[[ Input records open ]]

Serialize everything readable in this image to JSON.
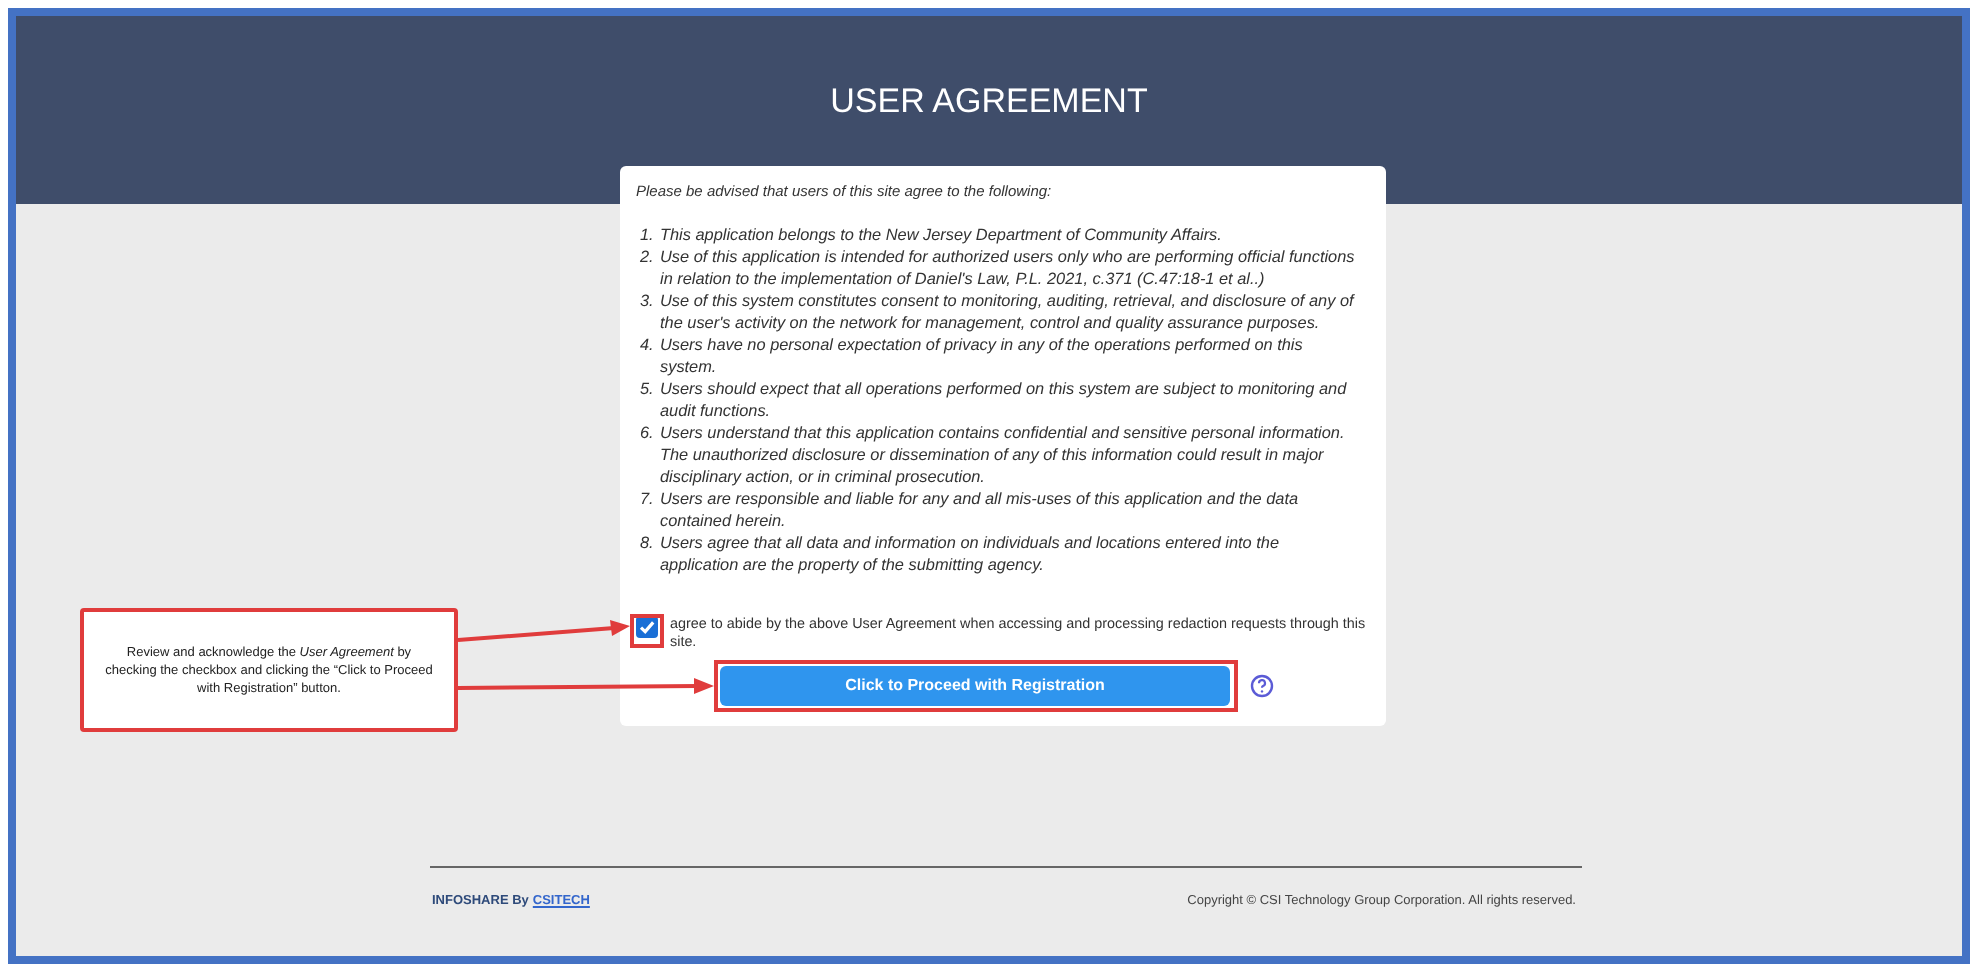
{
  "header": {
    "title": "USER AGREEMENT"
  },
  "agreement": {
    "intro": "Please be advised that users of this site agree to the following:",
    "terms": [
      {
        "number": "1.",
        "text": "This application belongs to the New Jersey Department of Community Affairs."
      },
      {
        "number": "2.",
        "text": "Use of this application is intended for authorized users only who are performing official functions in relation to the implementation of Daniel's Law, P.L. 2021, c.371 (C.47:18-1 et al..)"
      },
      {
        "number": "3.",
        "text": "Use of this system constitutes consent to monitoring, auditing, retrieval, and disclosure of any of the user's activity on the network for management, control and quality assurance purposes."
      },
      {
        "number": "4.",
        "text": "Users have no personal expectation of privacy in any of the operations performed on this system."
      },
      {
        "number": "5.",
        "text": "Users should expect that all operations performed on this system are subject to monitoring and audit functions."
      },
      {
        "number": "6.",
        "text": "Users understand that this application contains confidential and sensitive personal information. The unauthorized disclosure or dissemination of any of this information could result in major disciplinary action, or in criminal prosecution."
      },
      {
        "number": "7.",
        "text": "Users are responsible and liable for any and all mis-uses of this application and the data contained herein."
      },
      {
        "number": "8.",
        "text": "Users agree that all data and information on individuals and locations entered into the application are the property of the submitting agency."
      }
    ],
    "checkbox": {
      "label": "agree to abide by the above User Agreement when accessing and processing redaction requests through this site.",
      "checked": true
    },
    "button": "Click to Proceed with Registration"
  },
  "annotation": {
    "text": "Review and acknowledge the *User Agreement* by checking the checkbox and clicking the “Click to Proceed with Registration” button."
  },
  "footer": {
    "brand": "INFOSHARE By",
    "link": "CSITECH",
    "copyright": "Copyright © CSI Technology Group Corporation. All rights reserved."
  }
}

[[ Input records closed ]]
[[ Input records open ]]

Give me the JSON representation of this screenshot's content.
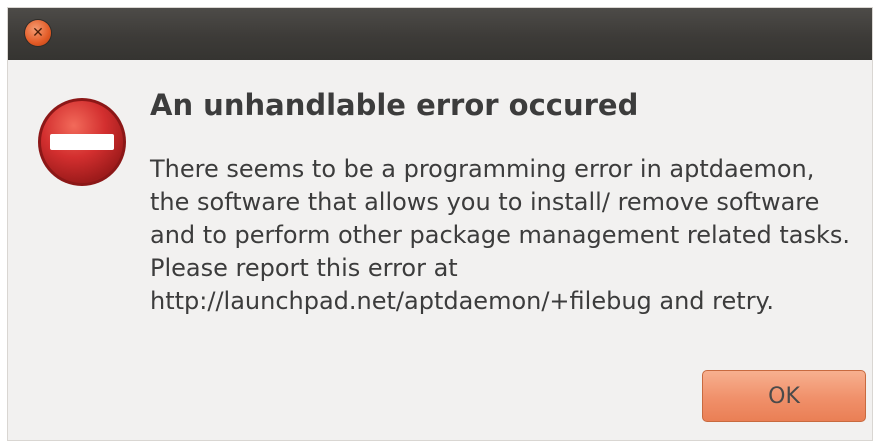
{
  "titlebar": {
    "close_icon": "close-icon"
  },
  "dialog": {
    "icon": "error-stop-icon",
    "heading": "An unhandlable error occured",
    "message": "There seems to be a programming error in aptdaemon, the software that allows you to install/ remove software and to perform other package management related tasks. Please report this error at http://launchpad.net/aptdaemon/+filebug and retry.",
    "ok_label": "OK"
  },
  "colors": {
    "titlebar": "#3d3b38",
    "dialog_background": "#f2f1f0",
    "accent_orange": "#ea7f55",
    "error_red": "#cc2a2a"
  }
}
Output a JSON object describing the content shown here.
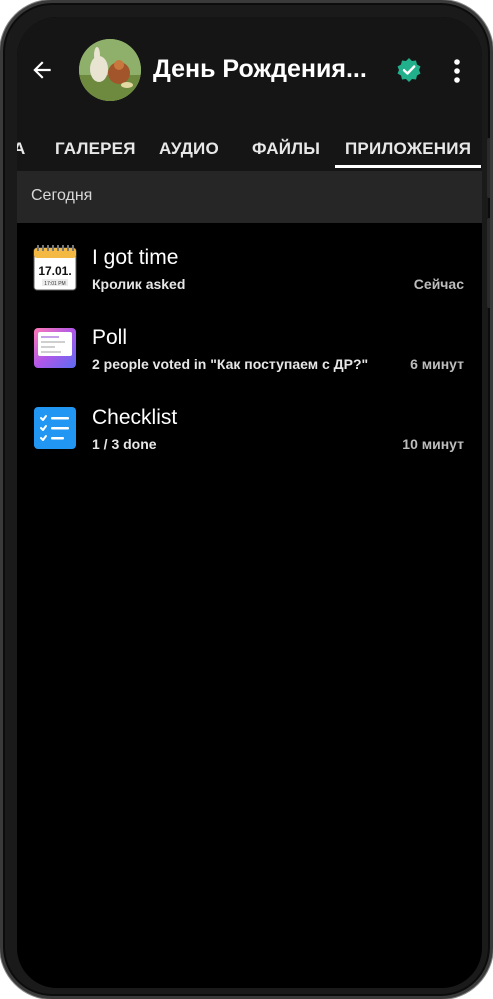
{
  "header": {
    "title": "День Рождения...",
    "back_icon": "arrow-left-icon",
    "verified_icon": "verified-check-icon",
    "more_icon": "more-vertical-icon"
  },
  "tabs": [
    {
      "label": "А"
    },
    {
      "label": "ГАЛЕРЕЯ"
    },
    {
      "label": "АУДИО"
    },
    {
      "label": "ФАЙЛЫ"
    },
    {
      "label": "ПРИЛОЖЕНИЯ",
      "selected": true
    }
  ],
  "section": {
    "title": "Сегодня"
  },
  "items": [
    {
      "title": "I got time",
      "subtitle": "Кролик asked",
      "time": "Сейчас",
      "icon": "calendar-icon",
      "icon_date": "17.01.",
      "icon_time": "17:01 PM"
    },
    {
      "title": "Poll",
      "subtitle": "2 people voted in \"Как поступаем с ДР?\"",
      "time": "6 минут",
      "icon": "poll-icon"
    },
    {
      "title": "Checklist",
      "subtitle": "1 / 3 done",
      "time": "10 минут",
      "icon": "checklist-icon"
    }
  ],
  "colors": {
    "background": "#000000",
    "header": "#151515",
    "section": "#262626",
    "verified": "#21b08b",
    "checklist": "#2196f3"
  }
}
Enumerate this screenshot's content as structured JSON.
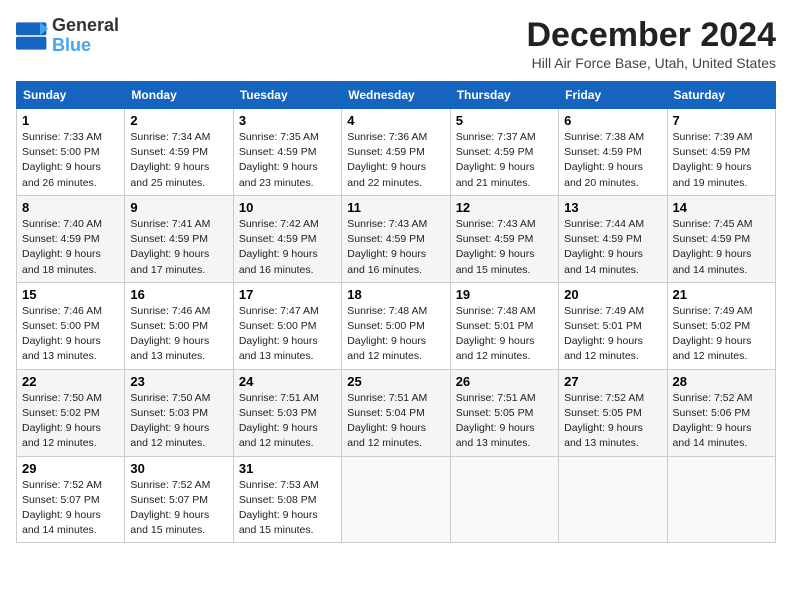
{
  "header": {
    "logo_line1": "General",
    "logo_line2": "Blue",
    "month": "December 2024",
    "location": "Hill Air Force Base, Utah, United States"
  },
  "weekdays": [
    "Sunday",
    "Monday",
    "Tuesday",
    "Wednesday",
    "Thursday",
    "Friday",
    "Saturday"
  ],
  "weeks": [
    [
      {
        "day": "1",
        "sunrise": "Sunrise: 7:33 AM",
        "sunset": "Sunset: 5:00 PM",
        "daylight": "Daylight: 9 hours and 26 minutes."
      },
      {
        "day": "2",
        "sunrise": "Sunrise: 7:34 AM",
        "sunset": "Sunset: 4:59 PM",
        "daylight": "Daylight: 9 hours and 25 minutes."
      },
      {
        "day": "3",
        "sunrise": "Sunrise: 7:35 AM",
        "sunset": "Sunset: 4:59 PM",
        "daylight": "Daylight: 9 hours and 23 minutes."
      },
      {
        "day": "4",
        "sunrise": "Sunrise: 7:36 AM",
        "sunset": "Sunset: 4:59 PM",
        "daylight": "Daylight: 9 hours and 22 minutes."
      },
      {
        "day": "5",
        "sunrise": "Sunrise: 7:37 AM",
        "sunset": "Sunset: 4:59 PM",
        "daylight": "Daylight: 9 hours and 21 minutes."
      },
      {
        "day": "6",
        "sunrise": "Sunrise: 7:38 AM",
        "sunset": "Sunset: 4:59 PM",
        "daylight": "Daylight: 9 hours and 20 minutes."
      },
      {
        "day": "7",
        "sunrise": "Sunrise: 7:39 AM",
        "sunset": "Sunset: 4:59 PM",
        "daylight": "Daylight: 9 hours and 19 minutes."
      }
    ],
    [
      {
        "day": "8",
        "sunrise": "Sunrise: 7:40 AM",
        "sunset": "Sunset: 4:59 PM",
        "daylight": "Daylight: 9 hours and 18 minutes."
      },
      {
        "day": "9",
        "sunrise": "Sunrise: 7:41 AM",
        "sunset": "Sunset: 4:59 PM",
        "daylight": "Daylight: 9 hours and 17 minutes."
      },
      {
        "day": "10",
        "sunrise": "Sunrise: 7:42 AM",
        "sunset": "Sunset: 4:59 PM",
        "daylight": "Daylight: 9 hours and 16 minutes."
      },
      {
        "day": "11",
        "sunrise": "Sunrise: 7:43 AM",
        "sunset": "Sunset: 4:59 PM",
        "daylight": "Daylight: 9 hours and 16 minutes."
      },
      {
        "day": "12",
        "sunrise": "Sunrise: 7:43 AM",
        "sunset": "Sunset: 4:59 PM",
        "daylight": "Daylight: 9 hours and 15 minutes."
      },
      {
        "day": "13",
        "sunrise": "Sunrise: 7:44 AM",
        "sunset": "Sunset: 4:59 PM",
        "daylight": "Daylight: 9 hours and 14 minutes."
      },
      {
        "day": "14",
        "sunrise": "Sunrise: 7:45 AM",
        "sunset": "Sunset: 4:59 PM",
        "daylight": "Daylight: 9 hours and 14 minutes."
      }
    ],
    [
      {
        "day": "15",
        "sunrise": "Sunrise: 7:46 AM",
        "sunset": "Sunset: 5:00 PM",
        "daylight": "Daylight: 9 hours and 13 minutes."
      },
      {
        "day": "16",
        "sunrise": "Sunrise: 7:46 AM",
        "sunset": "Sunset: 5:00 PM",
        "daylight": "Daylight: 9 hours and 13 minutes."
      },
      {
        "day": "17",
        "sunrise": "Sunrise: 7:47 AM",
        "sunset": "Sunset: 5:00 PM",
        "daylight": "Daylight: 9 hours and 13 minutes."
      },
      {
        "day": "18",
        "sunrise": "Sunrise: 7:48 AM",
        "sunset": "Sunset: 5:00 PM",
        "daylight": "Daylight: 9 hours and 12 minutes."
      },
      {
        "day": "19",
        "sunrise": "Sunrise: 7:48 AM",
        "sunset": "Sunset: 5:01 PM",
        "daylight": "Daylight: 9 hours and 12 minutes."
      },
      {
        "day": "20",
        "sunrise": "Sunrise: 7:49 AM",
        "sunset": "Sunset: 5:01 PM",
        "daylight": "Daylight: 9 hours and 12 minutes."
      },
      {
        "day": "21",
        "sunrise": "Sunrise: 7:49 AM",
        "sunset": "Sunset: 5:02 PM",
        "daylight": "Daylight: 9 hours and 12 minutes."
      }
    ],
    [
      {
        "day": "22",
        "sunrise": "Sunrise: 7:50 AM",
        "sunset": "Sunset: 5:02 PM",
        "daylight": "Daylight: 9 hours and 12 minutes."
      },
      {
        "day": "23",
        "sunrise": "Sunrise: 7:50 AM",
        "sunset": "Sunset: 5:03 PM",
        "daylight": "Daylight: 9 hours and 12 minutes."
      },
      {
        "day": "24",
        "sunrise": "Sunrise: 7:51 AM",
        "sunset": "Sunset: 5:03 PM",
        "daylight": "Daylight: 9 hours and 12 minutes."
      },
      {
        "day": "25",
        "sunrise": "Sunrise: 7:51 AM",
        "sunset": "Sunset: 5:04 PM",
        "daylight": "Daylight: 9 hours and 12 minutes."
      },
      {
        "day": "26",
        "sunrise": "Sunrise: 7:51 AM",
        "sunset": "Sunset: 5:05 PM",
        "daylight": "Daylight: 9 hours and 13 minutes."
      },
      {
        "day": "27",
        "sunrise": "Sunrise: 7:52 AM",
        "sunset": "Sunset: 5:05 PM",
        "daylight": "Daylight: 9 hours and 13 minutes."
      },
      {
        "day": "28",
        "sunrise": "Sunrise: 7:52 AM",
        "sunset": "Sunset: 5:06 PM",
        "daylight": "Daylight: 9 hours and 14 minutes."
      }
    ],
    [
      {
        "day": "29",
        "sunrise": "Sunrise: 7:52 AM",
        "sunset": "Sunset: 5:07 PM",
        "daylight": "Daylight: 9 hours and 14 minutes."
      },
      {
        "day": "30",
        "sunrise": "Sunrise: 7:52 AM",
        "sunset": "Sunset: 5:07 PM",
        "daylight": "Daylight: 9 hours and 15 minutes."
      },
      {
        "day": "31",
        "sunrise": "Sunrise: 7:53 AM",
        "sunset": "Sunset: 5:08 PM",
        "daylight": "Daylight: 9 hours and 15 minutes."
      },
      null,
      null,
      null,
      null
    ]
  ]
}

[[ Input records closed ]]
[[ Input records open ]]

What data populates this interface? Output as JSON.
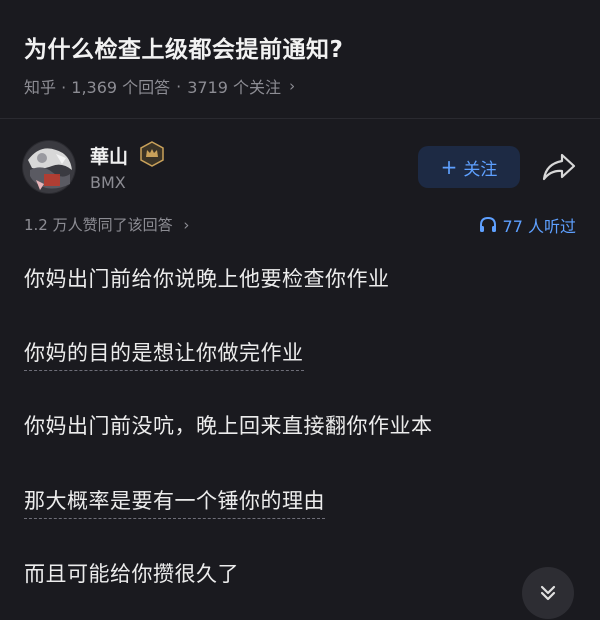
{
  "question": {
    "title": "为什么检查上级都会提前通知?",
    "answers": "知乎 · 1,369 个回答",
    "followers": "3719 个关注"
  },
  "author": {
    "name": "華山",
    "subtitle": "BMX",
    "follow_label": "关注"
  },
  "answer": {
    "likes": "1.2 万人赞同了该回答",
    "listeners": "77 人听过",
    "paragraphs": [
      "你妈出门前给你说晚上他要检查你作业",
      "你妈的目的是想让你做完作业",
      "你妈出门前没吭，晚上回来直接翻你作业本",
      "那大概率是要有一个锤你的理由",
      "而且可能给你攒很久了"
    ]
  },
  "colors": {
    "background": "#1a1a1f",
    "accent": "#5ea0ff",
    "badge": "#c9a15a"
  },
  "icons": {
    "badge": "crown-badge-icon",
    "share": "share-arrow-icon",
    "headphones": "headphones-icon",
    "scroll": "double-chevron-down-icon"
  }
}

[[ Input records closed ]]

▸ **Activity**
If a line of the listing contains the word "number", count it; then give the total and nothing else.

▸ **Result of this task**
8